| Problem statement |
Each entry below is to be duplicated precisely.

| Information provided |

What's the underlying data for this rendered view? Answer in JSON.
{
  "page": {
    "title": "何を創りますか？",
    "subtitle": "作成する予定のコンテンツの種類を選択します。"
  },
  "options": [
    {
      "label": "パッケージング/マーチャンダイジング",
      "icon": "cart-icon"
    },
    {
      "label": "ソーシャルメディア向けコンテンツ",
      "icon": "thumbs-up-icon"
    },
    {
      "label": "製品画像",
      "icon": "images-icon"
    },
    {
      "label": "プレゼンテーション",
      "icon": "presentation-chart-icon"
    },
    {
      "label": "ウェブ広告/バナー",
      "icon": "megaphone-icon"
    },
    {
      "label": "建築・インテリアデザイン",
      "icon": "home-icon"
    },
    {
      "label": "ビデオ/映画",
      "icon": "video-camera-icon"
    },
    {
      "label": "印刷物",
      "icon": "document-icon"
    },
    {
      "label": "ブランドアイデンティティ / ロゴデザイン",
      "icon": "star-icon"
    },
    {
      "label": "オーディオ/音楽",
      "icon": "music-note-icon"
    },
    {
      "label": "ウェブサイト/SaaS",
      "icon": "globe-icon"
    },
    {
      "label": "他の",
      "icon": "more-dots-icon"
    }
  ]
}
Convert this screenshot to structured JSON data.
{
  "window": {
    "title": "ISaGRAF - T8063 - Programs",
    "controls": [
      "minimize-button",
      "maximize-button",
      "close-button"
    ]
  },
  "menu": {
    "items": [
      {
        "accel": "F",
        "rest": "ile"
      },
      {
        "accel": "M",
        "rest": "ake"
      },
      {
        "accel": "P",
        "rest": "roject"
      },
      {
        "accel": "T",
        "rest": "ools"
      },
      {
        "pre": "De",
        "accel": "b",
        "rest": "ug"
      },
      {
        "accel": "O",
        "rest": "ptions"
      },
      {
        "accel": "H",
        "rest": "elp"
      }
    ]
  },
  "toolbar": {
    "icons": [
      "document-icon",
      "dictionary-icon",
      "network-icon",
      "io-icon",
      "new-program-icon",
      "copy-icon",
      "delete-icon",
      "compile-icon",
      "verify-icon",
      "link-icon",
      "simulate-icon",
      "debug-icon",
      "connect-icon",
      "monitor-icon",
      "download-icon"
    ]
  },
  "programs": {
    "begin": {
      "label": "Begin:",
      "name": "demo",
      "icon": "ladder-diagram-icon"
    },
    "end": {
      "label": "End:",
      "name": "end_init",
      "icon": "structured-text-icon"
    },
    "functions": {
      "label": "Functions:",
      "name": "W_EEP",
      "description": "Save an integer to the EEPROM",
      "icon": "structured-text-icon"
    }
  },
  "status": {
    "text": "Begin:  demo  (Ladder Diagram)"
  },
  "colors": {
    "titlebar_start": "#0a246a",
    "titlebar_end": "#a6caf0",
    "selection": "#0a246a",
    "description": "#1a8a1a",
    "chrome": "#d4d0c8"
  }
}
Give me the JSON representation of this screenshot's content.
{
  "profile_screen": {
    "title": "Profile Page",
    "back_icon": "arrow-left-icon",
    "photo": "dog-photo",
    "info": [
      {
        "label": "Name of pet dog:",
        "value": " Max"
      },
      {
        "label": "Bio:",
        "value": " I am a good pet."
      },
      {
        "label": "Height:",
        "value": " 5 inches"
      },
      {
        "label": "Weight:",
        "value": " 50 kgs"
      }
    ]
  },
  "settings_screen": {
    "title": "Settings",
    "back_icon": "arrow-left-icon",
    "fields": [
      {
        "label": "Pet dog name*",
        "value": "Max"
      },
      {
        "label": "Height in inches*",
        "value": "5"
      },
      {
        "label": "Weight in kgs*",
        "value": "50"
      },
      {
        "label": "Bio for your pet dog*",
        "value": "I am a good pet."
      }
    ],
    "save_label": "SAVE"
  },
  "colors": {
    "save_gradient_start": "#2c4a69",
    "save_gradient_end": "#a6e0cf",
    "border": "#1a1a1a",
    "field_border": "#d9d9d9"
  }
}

| Solution to this problem |
What's the underlying data for this rendered view? Answer in JSON.
{
  "page": {
    "title": "何を創りますか？",
    "subtitle": "作成する予定のコンテンツの種類を選択します。"
  },
  "options": [
    {
      "label": "パッケージング/マーチャンダイジング",
      "icon": "cart-icon"
    },
    {
      "label": "ソーシャルメディア向けコンテンツ",
      "icon": "thumbs-up-icon"
    },
    {
      "label": "製品画像",
      "icon": "images-icon"
    },
    {
      "label": "プレゼンテーション",
      "icon": "presentation-chart-icon"
    },
    {
      "label": "ウェブ広告/バナー",
      "icon": "megaphone-icon"
    },
    {
      "label": "建築・インテリアデザイン",
      "icon": "home-icon"
    },
    {
      "label": "ビデオ/映画",
      "icon": "video-camera-icon"
    },
    {
      "label": "印刷物",
      "icon": "document-icon"
    },
    {
      "label": "ブランドアイデンティティ / ロゴデザイン",
      "icon": "star-icon"
    },
    {
      "label": "オーディオ/音楽",
      "icon": "music-note-icon"
    },
    {
      "label": "ウェブサイト/SaaS",
      "icon": "globe-icon"
    },
    {
      "label": "他の",
      "icon": "more-dots-icon"
    }
  ]
}
Convert this screenshot to structured JSON data.
{
  "window": {
    "title": "ISaGRAF - T8063 - Programs",
    "controls": [
      "minimize-button",
      "maximize-button",
      "close-button"
    ]
  },
  "menu": {
    "items": [
      {
        "accel": "F",
        "rest": "ile"
      },
      {
        "accel": "M",
        "rest": "ake"
      },
      {
        "accel": "P",
        "rest": "roject"
      },
      {
        "accel": "T",
        "rest": "ools"
      },
      {
        "pre": "De",
        "accel": "b",
        "rest": "ug"
      },
      {
        "accel": "O",
        "rest": "ptions"
      },
      {
        "accel": "H",
        "rest": "elp"
      }
    ]
  },
  "toolbar": {
    "icons": [
      "document-icon",
      "dictionary-icon",
      "network-icon",
      "io-icon",
      "new-program-icon",
      "copy-icon",
      "delete-icon",
      "compile-icon",
      "verify-icon",
      "link-icon",
      "simulate-icon",
      "debug-icon",
      "connect-icon",
      "monitor-icon",
      "download-icon"
    ]
  },
  "programs": {
    "begin": {
      "label": "Begin:",
      "name": "demo",
      "icon": "ladder-diagram-icon"
    },
    "end": {
      "label": "End:",
      "name": "end_init",
      "icon": "structured-text-icon"
    },
    "functions": {
      "label": "Functions:",
      "name": "W_EEP",
      "description": "Save an integer to the EEPROM",
      "icon": "structured-text-icon"
    }
  },
  "status": {
    "text": "Begin:  demo  (Ladder Diagram)"
  },
  "colors": {
    "titlebar_start": "#0a246a",
    "titlebar_end": "#a6caf0",
    "selection": "#0a246a",
    "description": "#1a8a1a",
    "chrome": "#d4d0c8"
  }
}
Give me the JSON representation of this screenshot's content.
{
  "profile_screen": {
    "title": "Profile Page",
    "back_icon": "arrow-left-icon",
    "photo": "dog-photo",
    "info": [
      {
        "label": "Name of pet dog:",
        "value": " Max"
      },
      {
        "label": "Bio:",
        "value": " I am a good pet."
      },
      {
        "label": "Height:",
        "value": " 5 inches"
      },
      {
        "label": "Weight:",
        "value": " 50 kgs"
      }
    ]
  },
  "settings_screen": {
    "title": "Settings",
    "back_icon": "arrow-left-icon",
    "fields": [
      {
        "label": "Pet dog name*",
        "value": "Max"
      },
      {
        "label": "Height in inches*",
        "value": "5"
      },
      {
        "label": "Weight in kgs*",
        "value": "50"
      },
      {
        "label": "Bio for your pet dog*",
        "value": "I am a good pet."
      }
    ],
    "save_label": "SAVE"
  },
  "colors": {
    "save_gradient_start": "#2c4a69",
    "save_gradient_end": "#a6e0cf",
    "border": "#1a1a1a",
    "field_border": "#d9d9d9"
  }
}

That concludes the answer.